Graphic showing that in two cases out of 5, attendence dropped on the second day during non-residential training, whereas all three residential trainings maintained the same attendence on day 2 as on day 1.Still, programs need to ensure the quality of the training, whatever the mode/venue by tracking teacher attendance and quality of trainers. Participants and other stakeholders were, in general, positive about the CC level training as far as increasing participation due to the smaller classes and closer oversight. When planning to undertake research, ask “who else can I include” and make sure that you are including those who are expected to do something differently as a result. 

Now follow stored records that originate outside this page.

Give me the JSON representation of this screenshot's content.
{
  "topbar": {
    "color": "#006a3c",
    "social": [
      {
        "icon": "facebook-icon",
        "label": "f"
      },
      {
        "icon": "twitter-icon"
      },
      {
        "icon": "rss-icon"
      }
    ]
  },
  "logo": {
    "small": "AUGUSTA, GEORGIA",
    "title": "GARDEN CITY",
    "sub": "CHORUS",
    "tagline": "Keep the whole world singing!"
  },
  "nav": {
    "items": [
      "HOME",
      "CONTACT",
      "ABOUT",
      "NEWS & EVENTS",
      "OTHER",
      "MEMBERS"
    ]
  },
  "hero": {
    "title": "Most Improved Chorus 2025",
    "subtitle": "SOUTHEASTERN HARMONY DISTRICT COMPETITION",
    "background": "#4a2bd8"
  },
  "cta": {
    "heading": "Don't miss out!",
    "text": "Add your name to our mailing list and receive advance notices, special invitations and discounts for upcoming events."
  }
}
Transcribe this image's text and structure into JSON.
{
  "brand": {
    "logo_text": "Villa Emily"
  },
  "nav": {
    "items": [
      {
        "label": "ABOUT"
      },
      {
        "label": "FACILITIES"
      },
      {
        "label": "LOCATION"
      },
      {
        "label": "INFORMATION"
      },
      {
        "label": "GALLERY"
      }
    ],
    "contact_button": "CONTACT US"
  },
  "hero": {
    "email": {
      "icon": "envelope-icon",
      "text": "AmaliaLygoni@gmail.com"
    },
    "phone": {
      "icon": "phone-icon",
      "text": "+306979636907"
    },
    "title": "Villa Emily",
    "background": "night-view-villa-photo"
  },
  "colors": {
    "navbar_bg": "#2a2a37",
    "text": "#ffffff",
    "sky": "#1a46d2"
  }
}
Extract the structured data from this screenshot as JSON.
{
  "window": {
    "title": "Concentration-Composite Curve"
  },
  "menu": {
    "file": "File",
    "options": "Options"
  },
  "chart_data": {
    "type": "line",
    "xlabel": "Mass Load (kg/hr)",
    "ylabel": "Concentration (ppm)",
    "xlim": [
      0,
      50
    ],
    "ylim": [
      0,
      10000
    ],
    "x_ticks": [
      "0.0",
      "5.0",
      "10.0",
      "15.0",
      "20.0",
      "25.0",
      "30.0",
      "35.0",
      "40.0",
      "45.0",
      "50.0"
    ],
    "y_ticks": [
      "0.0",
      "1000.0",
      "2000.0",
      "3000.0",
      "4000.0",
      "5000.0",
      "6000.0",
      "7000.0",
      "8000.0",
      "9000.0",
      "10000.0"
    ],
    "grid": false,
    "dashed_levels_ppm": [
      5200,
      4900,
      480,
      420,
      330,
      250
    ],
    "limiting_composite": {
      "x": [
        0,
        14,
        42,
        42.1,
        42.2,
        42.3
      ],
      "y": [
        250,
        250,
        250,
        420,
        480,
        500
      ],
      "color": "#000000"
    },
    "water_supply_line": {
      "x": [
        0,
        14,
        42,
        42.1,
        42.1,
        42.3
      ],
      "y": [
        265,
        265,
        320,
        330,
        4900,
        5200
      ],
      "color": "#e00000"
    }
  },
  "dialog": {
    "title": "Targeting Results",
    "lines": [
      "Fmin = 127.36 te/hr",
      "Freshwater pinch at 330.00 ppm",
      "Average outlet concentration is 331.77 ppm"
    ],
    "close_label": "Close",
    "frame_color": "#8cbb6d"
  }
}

Bolstered by these findings, the program went on to expand non-residential training (the teacher training teams was poised for action – they initiated the research after all!). The Ministry of Education and Sports was also spurred to move to non-residential training. 


Check out this other related research from RTI available on SharEd:

- Action research and the Plan, Do, See Act model in Indonesia

- Comparing large, residental teacher training to smaller, school-based distance learning in Bangladesh

- A set of action research monitoring tools from Uganda/LARA used to support to measure the level of fidelity of implementation of the EGR methods and generate lessons learned to inform adaptations in EGR programming.


Cover photo: (c) RTI International. The Commissioner of Basic Education leading team to role play the need to attend meetings.

About the Expert

Program Officer for the USAID Uganda/LARA program.